» **Entries provided**:
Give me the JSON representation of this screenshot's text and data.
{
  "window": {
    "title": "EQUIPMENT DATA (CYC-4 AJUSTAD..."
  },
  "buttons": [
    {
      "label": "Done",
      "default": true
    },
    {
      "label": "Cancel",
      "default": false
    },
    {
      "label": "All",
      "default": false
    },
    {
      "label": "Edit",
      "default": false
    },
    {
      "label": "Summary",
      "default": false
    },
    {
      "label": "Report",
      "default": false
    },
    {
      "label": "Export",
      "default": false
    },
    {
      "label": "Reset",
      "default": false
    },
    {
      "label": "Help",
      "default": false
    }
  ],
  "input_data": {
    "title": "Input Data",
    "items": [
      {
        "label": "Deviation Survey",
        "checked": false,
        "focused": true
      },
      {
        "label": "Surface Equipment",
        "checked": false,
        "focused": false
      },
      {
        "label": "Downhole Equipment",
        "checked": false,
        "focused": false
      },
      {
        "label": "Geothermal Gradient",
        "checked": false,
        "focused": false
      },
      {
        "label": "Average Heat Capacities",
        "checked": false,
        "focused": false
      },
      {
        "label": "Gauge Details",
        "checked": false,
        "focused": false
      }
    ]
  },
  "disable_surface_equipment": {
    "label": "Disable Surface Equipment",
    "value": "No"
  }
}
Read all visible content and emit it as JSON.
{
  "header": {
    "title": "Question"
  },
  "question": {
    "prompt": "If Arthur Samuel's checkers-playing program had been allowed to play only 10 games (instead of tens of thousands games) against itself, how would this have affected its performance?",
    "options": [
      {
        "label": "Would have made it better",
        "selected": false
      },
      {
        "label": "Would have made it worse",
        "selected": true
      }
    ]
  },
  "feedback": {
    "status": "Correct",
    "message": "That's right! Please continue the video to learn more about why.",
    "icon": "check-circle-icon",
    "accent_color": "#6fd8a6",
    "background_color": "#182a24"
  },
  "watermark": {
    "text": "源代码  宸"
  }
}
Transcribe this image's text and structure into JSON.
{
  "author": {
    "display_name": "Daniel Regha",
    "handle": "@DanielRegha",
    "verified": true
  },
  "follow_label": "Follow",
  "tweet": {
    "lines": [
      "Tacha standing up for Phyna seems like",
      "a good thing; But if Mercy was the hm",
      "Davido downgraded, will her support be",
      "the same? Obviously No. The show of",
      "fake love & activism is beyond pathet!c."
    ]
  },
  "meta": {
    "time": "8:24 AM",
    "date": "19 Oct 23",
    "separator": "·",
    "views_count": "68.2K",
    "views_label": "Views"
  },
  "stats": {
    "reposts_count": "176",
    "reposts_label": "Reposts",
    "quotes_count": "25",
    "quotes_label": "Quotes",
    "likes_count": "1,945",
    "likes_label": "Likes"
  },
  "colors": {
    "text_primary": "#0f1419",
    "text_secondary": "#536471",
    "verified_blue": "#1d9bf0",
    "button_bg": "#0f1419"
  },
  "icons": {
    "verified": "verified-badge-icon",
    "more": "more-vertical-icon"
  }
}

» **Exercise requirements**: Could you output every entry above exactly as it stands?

» **Exercise solution**:
Give me the JSON representation of this screenshot's text and data.
{
  "window": {
    "title": "EQUIPMENT DATA (CYC-4 AJUSTAD..."
  },
  "buttons": [
    {
      "label": "Done",
      "default": true
    },
    {
      "label": "Cancel",
      "default": false
    },
    {
      "label": "All",
      "default": false
    },
    {
      "label": "Edit",
      "default": false
    },
    {
      "label": "Summary",
      "default": false
    },
    {
      "label": "Report",
      "default": false
    },
    {
      "label": "Export",
      "default": false
    },
    {
      "label": "Reset",
      "default": false
    },
    {
      "label": "Help",
      "default": false
    }
  ],
  "input_data": {
    "title": "Input Data",
    "items": [
      {
        "label": "Deviation Survey",
        "checked": false,
        "focused": true
      },
      {
        "label": "Surface Equipment",
        "checked": false,
        "focused": false
      },
      {
        "label": "Downhole Equipment",
        "checked": false,
        "focused": false
      },
      {
        "label": "Geothermal Gradient",
        "checked": false,
        "focused": false
      },
      {
        "label": "Average Heat Capacities",
        "checked": false,
        "focused": false
      },
      {
        "label": "Gauge Details",
        "checked": false,
        "focused": false
      }
    ]
  },
  "disable_surface_equipment": {
    "label": "Disable Surface Equipment",
    "value": "No"
  }
}
Read all visible content and emit it as JSON.
{
  "header": {
    "title": "Question"
  },
  "question": {
    "prompt": "If Arthur Samuel's checkers-playing program had been allowed to play only 10 games (instead of tens of thousands games) against itself, how would this have affected its performance?",
    "options": [
      {
        "label": "Would have made it better",
        "selected": false
      },
      {
        "label": "Would have made it worse",
        "selected": true
      }
    ]
  },
  "feedback": {
    "status": "Correct",
    "message": "That's right! Please continue the video to learn more about why.",
    "icon": "check-circle-icon",
    "accent_color": "#6fd8a6",
    "background_color": "#182a24"
  },
  "watermark": {
    "text": "源代码  宸"
  }
}
Transcribe this image's text and structure into JSON.
{
  "author": {
    "display_name": "Daniel Regha",
    "handle": "@DanielRegha",
    "verified": true
  },
  "follow_label": "Follow",
  "tweet": {
    "lines": [
      "Tacha standing up for Phyna seems like",
      "a good thing; But if Mercy was the hm",
      "Davido downgraded, will her support be",
      "the same? Obviously No. The show of",
      "fake love & activism is beyond pathet!c."
    ]
  },
  "meta": {
    "time": "8:24 AM",
    "date": "19 Oct 23",
    "separator": "·",
    "views_count": "68.2K",
    "views_label": "Views"
  },
  "stats": {
    "reposts_count": "176",
    "reposts_label": "Reposts",
    "quotes_count": "25",
    "quotes_label": "Quotes",
    "likes_count": "1,945",
    "likes_label": "Likes"
  },
  "colors": {
    "text_primary": "#0f1419",
    "text_secondary": "#536471",
    "verified_blue": "#1d9bf0",
    "button_bg": "#0f1419"
  },
  "icons": {
    "verified": "verified-badge-icon",
    "more": "more-vertical-icon"
  }
}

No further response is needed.